Above: the deceptive facade of Corti Bros. offers little clue as to what treasure lies inside this storied structure.
Those who have never visited Darrell Corti’s legendary Corti Bros. “specialty grocers” in Sacramento, California will be surprised to discover that the store is much, much more than a mere retailer of great food and wine. The shop, they will find, occupies a space that also serves as museum, library, and bookshop.
In many ways, the food and wine at Corti Bros. is actually a “front.” Not in the sense of a criminal operation. But rather by virtue of the fact that the food and wine are a pretext for what 16th-century European humanists would have called a “gallery of memory.”
Above: a display of ravioli cutters dating back to the 16th century. Click the image for the “label” as we call it in museumspeak.
In Renaissance (with a capital R) Italy, knowledge was considered a means to power, like weapons or gold. And the key to knowledge, it was believed then, was memory. To bolster memory, humanists would create what Italian scholar Lina Bolzoni has called galleries of memory — physical spaces that helped them to organize and retain knowledge in their memory. They were actual rooms where the walls were covered with paintings, drawings, and writings.
Strolling around Darrell’s shop earlier this year, I couldn’t help but feel like I was traveling through Darrell’s mind, revisiting all the nuggets of knowledge — aesthetic and otherwise — that he has gathered over a lifetime of curiosity and unbridled gastronomic adventure. That space, I concluded, is his gallery of memory.
Above: breadcrumbs and books. How many food shops have you visited that double as a library? Darrell’s food and wine-focused collection rivals those found in some of the best libraries in the U.S. No joke. I’ve visited those libraries, too!
The story of how Darrell and I met is as funny as it is indicative of what a mensch – a wonderful human — that he is.

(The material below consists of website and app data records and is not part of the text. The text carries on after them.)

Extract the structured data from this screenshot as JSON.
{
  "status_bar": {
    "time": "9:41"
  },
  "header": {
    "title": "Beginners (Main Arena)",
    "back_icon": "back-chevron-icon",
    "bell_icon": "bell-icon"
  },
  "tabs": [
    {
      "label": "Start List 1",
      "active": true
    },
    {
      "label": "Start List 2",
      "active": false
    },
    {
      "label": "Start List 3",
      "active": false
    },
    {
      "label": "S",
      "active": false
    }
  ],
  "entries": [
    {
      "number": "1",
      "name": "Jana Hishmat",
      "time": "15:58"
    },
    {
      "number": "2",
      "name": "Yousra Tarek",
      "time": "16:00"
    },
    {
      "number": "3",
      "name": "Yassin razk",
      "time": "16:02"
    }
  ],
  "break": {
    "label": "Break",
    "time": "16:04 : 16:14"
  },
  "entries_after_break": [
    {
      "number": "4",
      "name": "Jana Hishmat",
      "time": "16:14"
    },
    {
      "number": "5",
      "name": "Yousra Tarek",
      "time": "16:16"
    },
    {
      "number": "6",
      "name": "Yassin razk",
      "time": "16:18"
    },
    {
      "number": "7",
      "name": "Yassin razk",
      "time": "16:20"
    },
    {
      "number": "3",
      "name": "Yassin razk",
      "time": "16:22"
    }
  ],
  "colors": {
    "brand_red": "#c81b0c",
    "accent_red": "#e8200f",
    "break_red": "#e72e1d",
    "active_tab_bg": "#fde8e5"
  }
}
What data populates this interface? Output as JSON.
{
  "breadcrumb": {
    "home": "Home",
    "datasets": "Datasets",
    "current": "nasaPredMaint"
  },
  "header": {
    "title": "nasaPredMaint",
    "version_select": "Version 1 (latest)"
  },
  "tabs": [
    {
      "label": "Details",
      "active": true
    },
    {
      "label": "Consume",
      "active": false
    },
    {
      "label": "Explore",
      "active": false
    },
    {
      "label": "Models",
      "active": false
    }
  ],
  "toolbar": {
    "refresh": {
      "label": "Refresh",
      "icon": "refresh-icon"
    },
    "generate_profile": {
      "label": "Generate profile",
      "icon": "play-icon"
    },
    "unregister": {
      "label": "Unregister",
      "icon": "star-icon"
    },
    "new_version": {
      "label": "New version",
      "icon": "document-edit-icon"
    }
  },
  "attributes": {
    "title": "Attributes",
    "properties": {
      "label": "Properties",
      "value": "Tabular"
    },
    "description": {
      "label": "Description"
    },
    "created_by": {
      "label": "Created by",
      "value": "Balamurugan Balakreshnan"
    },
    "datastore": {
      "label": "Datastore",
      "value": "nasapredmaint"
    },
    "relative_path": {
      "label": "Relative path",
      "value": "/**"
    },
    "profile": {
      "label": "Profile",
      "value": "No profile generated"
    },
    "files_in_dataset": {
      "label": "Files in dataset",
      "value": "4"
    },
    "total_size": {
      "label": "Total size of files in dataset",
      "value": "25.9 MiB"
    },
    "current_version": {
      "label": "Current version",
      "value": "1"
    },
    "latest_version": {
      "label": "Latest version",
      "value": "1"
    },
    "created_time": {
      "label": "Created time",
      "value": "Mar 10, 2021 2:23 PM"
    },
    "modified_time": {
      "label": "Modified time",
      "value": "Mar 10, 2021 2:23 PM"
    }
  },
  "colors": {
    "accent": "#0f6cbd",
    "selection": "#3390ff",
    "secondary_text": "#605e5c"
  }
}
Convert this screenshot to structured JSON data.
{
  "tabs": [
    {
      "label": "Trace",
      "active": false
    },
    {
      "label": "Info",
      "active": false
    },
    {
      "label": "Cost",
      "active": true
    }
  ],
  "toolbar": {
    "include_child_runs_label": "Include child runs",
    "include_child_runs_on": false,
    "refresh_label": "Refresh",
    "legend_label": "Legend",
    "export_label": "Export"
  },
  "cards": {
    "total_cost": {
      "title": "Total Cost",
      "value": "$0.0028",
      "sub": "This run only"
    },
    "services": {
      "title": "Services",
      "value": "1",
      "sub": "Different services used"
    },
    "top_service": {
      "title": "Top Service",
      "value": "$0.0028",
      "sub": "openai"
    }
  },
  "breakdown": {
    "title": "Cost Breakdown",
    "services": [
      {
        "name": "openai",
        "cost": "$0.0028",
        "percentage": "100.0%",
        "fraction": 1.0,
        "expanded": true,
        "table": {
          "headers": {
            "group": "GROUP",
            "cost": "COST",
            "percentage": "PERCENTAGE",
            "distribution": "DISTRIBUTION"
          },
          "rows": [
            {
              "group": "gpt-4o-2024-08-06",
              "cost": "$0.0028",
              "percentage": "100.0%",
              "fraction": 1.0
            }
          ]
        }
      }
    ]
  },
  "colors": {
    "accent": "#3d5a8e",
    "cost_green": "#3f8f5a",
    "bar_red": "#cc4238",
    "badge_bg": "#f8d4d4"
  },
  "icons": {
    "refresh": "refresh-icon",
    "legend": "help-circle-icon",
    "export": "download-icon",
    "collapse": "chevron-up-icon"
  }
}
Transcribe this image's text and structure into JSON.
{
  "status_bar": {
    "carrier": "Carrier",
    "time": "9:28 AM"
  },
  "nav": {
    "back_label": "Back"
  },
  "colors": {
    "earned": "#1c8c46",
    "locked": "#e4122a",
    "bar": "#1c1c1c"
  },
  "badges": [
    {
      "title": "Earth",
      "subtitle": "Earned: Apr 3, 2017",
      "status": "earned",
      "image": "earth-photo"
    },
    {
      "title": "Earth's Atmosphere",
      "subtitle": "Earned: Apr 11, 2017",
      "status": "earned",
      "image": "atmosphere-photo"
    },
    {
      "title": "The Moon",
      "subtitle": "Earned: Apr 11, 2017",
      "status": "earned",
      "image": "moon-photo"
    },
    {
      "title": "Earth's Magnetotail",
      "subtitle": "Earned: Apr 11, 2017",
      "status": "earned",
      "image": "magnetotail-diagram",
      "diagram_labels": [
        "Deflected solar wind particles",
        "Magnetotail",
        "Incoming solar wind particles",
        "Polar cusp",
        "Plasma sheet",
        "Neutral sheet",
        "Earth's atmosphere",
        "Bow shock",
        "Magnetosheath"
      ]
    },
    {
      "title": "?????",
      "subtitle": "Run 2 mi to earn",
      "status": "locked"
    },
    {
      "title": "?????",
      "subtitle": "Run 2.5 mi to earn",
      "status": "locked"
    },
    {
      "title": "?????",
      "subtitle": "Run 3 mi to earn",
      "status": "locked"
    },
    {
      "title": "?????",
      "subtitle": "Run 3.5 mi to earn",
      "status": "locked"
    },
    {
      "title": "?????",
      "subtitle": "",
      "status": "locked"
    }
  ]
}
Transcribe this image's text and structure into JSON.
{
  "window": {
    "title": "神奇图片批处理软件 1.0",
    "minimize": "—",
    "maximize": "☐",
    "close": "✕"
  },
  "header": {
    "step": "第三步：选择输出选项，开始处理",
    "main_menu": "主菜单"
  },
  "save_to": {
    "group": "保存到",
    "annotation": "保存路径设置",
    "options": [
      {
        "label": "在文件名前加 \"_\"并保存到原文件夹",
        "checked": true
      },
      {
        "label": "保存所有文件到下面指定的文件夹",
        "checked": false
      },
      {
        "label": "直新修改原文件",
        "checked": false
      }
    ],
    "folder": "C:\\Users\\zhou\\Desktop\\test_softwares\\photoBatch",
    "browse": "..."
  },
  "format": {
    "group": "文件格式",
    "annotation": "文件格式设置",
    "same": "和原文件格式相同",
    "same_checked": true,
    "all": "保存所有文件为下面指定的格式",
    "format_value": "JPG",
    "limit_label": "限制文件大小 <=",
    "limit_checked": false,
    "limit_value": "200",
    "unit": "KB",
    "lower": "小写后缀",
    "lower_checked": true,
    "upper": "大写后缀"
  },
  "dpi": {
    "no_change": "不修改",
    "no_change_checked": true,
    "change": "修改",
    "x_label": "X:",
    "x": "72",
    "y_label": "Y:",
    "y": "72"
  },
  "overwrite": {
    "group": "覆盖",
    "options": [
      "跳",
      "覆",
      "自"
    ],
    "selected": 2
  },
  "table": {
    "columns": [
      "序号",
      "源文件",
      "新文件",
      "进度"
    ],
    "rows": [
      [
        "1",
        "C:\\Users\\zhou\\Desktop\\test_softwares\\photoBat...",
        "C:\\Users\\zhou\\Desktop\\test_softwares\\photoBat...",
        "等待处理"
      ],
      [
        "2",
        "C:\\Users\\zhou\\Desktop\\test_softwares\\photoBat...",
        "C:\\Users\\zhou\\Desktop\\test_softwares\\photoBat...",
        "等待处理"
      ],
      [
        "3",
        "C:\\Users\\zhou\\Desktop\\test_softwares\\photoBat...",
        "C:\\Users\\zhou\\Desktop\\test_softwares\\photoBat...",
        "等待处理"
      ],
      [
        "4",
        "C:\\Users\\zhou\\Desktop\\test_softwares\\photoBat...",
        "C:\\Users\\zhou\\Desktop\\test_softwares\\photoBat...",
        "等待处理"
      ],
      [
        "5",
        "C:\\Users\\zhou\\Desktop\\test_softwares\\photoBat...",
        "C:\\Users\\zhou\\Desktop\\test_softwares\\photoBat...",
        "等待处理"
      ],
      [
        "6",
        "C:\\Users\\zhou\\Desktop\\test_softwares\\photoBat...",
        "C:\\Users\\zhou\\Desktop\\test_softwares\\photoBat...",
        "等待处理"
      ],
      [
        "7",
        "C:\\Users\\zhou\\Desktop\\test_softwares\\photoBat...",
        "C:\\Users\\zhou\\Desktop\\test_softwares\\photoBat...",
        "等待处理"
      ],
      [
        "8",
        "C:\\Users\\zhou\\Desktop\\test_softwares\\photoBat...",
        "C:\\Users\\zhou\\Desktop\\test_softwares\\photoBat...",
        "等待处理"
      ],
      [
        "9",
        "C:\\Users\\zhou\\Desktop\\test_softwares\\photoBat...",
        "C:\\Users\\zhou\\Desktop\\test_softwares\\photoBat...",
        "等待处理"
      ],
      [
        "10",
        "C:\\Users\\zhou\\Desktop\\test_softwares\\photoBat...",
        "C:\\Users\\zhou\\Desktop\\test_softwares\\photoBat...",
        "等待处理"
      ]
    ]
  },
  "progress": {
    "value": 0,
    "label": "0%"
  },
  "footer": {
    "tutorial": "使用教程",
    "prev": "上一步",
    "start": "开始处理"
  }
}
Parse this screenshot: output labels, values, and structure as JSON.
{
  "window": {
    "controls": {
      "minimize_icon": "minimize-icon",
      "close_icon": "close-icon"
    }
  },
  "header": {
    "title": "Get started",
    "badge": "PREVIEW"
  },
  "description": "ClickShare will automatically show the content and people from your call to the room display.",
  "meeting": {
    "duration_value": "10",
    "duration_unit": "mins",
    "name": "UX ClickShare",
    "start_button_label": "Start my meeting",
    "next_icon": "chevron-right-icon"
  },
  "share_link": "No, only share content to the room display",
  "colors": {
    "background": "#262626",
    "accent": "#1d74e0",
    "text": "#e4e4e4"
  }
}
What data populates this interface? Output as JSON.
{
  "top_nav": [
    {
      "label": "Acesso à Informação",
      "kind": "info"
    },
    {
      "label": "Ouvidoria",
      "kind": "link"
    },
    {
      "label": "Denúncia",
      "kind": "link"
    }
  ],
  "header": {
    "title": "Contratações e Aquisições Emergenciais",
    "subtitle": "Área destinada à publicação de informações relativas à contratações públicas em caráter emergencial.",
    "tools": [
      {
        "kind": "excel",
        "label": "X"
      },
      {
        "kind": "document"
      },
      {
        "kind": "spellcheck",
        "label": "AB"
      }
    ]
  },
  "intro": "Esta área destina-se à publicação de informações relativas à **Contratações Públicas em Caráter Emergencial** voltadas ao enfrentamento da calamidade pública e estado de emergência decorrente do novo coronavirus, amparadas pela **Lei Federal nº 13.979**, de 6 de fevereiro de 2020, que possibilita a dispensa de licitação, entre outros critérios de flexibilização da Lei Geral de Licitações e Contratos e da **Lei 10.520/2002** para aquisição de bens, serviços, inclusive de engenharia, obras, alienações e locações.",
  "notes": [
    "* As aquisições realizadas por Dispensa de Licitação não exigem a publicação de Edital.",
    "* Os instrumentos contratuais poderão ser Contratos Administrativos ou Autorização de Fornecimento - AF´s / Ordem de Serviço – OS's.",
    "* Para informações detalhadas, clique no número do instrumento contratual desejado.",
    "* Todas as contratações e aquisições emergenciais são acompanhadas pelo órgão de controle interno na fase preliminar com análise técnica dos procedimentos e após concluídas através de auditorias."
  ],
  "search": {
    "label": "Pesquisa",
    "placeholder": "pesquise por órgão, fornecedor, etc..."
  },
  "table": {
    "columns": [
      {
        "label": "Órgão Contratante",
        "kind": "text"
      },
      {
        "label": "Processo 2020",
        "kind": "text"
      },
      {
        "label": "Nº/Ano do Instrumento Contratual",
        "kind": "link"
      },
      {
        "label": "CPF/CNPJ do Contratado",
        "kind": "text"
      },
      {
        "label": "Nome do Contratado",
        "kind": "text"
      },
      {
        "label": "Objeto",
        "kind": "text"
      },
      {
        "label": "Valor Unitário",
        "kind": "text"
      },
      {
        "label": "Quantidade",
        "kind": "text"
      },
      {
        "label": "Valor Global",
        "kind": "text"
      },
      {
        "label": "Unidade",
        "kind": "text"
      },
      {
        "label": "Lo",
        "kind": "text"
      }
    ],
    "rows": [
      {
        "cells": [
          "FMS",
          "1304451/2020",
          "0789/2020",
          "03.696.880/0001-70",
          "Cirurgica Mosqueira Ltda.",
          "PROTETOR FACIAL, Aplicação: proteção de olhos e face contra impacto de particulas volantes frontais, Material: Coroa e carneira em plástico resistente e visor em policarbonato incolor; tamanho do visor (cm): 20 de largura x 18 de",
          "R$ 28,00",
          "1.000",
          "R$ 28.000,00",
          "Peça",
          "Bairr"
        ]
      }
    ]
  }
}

Not long before I visited Sacramento in the mid-aughts to make a record with my band Nous Non Plus there (at the famous Hangar, another great story for another time), I had traveled to Tuscany to meet with Baron Bettino Ricasoli, Francesco Riscasoli’s father. I was searching for a copy of his ancestor’s famous letter wherein he offers a “recipe” for the production of Chianti. It was one of the most memorable visits of my career and Bettino and Francesco were lovely. They pointed me to where I would find the letter and I later translated it for the blog.
During a luncheon of classic Tuscan-style tripe (Bettino’s favorite), the Baron asked me if I had ever met Darrell Corti. No, I told him. He said that if I ever were to visit Sacramento, I must absolutely seek out Darrell. My interest in food and wine history, he told me, reminded him of Darrell’s.
“If you ever do visit him,” he insisted, “please tell me that I sent you.”
Above: the dried pasta selection at Corti Bros. takes up an entire aisle — a “gallery of [culinary] memory.”
Not long after the band arrived in Sacramento, the keyboard player and I headed to Darrell’s place for supplies (I always cooked and served wine at our recording sessions).
When we arrived at the store, I asked one of the cashiers if Darrell was there. She said she didn’t know but would call the back office to find out.
“Please tell him that Baron Ricasoli sent me,” I told her. She said she would.
But here’s the thing: we were rockers. I had shoulder-length (if already thinning) dyed-sandy-blond hair, mustache and goatee. Ryan, the keys player, also had a mustache and goatee and dreadlocks that literally stretched below his waist.
When Darrell appeared, he was livid!
“Who are you?” he demanded with a tone that barely concealed his understandable annoyance.
“My name is Jeremy Parzen,” I answered, “and Baron Ricasoli has sent me with his regards.”
Darrell suddenly pivoted and began to walk away.
“Stay right there,” he said.
Nonplussed, Ryan and I were convinced that we were about to be expelled from his shop.
But when he reappeared, he had a book in his hands. It was my translation of Maestro Martino’s 15th-century recipe collection, published by UC Press a year or so earlier.
“Would you please sign this?” he asked me. And thus a friendship was born, one that has profoundly shaped my intellectual and professional life over countless conversations, emails, and the occasional meal.
When I saw Darrell earlier this year, he reveled in retelling the story.
“They looked like the kind you have to follow around the shop,” he told one of his employees.
Above: Darrell graciously let me snap this photo of us together, an image that I cherish greatly.
Once when I visited Darrell during the annual California grape growers conference (he was the keynote speaker), one of the attendees pulled me aside and asked me if I knew who he was.
“He’s a national treasure,” she whispered, the hushed timbre of her voice a reflection of her reverence.
I don’t know that my career as a food and wine historian would have been as rich had it not been for the role model that Darrell represented for me. His friendship has been a blessing in more ways that I can count.
Gratias tibi ago magister optime.